Brief: Extract the full listing verbatim and drop any pictures from your copy.

(Source material begins)

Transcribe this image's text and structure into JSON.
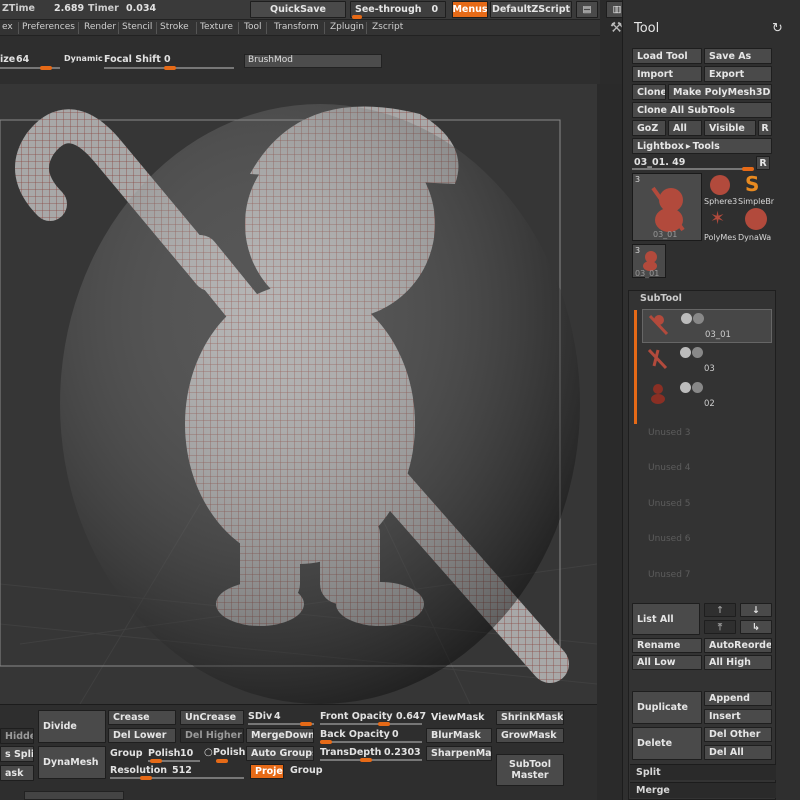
{
  "topbar": {
    "ztime_label": "ZTime",
    "ztime_value": "2.689",
    "timer_label": "Timer",
    "timer_value": "0.034",
    "quicksave": "QuickSave",
    "seethrough_label": "See-through",
    "seethrough_value": "0",
    "menus": "Menus",
    "script": "DefaultZScript"
  },
  "menubar": [
    "ex",
    "Preferences",
    "Render",
    "Stencil",
    "Stroke",
    "Texture",
    "Tool",
    "Transform",
    "Zplugin",
    "Zscript"
  ],
  "shelf": {
    "size_label": "ize",
    "size_value": "64",
    "dynamic": "Dynamic",
    "focal_label": "Focal Shift",
    "focal_value": "0",
    "brushmod": "BrushMod"
  },
  "tool_panel": {
    "title": "Tool",
    "load_tool": "Load Tool",
    "save_as": "Save As",
    "import": "Import",
    "export": "Export",
    "clone": "Clone",
    "make_polymesh": "Make PolyMesh3D",
    "clone_all": "Clone All SubTools",
    "goz": "GoZ",
    "all": "All",
    "visible": "Visible",
    "r": "R",
    "lightbox": "Lightbox",
    "tools": "Tools",
    "current_tool": "03_01. 49",
    "r2": "R",
    "thumb_count": "3",
    "thumb_name": "03_01",
    "items": [
      "Sphere3",
      "SimpleBr",
      "PolyMes",
      "DynaWa"
    ],
    "small_count": "3",
    "small_name": "03_01"
  },
  "subtool": {
    "title": "SubTool",
    "rows": [
      "03_01",
      "03",
      "02"
    ],
    "unused": [
      "Unused 3",
      "Unused 4",
      "Unused 5",
      "Unused 6",
      "Unused 7"
    ],
    "list_all": "List All",
    "rename": "Rename",
    "autoreorder": "AutoReorder",
    "all_low": "All Low",
    "all_high": "All High",
    "duplicate": "Duplicate",
    "append": "Append",
    "insert": "Insert",
    "delete": "Delete",
    "del_other": "Del Other",
    "del_all": "Del All",
    "split": "Split",
    "merge": "Merge"
  },
  "bottom": {
    "hidden": "Hidden",
    "divide": "Divide",
    "crease": "Crease",
    "uncrease": "UnCrease",
    "sdiv_label": "SDiv",
    "sdiv_value": "4",
    "front_opacity_label": "Front Opacity",
    "front_opacity_value": "0.647",
    "viewmask": "ViewMask",
    "shrinkmask": "ShrinkMask",
    "del_lower": "Del Lower",
    "del_higher": "Del Higher",
    "mergedown": "MergeDown",
    "back_opacity_label": "Back Opacity",
    "back_opacity_value": "0",
    "blurmask": "BlurMask",
    "growmask": "GrowMask",
    "s_split": "s Split",
    "dynamesh": "DynaMesh",
    "group": "Group",
    "polish_label": "Polish",
    "polish_value": "10",
    "polish_toggle": "Polish",
    "auto_groups": "Auto Groups",
    "transdepth_label": "TransDepth",
    "transdepth_value": "0.2303",
    "sharpenmask": "SharpenMask",
    "subtool_master_1": "SubTool",
    "subtool_master_2": "Master",
    "ask": "ask",
    "resolution_label": "Resolution",
    "resolution_value": "512",
    "project": "Proje",
    "group2": "Group"
  },
  "colors": {
    "accent": "#e66a17",
    "panel_bg": "#2f2f2f",
    "canvas_bg": "#363636",
    "model": "#a8584f"
  }
}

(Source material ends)

Your response:
Transcribe this image's text and structure into JSON.
{
  "topbar": {
    "ztime_label": "ZTime",
    "ztime_value": "2.689",
    "timer_label": "Timer",
    "timer_value": "0.034",
    "quicksave": "QuickSave",
    "seethrough_label": "See-through",
    "seethrough_value": "0",
    "menus": "Menus",
    "script": "DefaultZScript"
  },
  "menubar": [
    "ex",
    "Preferences",
    "Render",
    "Stencil",
    "Stroke",
    "Texture",
    "Tool",
    "Transform",
    "Zplugin",
    "Zscript"
  ],
  "shelf": {
    "size_label": "ize",
    "size_value": "64",
    "dynamic": "Dynamic",
    "focal_label": "Focal Shift",
    "focal_value": "0",
    "brushmod": "BrushMod"
  },
  "tool_panel": {
    "title": "Tool",
    "load_tool": "Load Tool",
    "save_as": "Save As",
    "import": "Import",
    "export": "Export",
    "clone": "Clone",
    "make_polymesh": "Make PolyMesh3D",
    "clone_all": "Clone All SubTools",
    "goz": "GoZ",
    "all": "All",
    "visible": "Visible",
    "r": "R",
    "lightbox": "Lightbox",
    "tools": "Tools",
    "current_tool": "03_01. 49",
    "r2": "R",
    "thumb_count": "3",
    "thumb_name": "03_01",
    "items": [
      "Sphere3",
      "SimpleBr",
      "PolyMes",
      "DynaWa"
    ],
    "small_count": "3",
    "small_name": "03_01"
  },
  "subtool": {
    "title": "SubTool",
    "rows": [
      "03_01",
      "03",
      "02"
    ],
    "unused": [
      "Unused 3",
      "Unused 4",
      "Unused 5",
      "Unused 6",
      "Unused 7"
    ],
    "list_all": "List All",
    "rename": "Rename",
    "autoreorder": "AutoReorder",
    "all_low": "All Low",
    "all_high": "All High",
    "duplicate": "Duplicate",
    "append": "Append",
    "insert": "Insert",
    "delete": "Delete",
    "del_other": "Del Other",
    "del_all": "Del All",
    "split": "Split",
    "merge": "Merge"
  },
  "bottom": {
    "hidden": "Hidden",
    "divide": "Divide",
    "crease": "Crease",
    "uncrease": "UnCrease",
    "sdiv_label": "SDiv",
    "sdiv_value": "4",
    "front_opacity_label": "Front Opacity",
    "front_opacity_value": "0.647",
    "viewmask": "ViewMask",
    "shrinkmask": "ShrinkMask",
    "del_lower": "Del Lower",
    "del_higher": "Del Higher",
    "mergedown": "MergeDown",
    "back_opacity_label": "Back Opacity",
    "back_opacity_value": "0",
    "blurmask": "BlurMask",
    "growmask": "GrowMask",
    "s_split": "s Split",
    "dynamesh": "DynaMesh",
    "group": "Group",
    "polish_label": "Polish",
    "polish_value": "10",
    "polish_toggle": "Polish",
    "auto_groups": "Auto Groups",
    "transdepth_label": "TransDepth",
    "transdepth_value": "0.2303",
    "sharpenmask": "SharpenMask",
    "subtool_master_1": "SubTool",
    "subtool_master_2": "Master",
    "ask": "ask",
    "resolution_label": "Resolution",
    "resolution_value": "512",
    "project": "Proje",
    "group2": "Group"
  },
  "colors": {
    "accent": "#e66a17",
    "panel_bg": "#2f2f2f",
    "canvas_bg": "#363636",
    "model": "#a8584f"
  }
}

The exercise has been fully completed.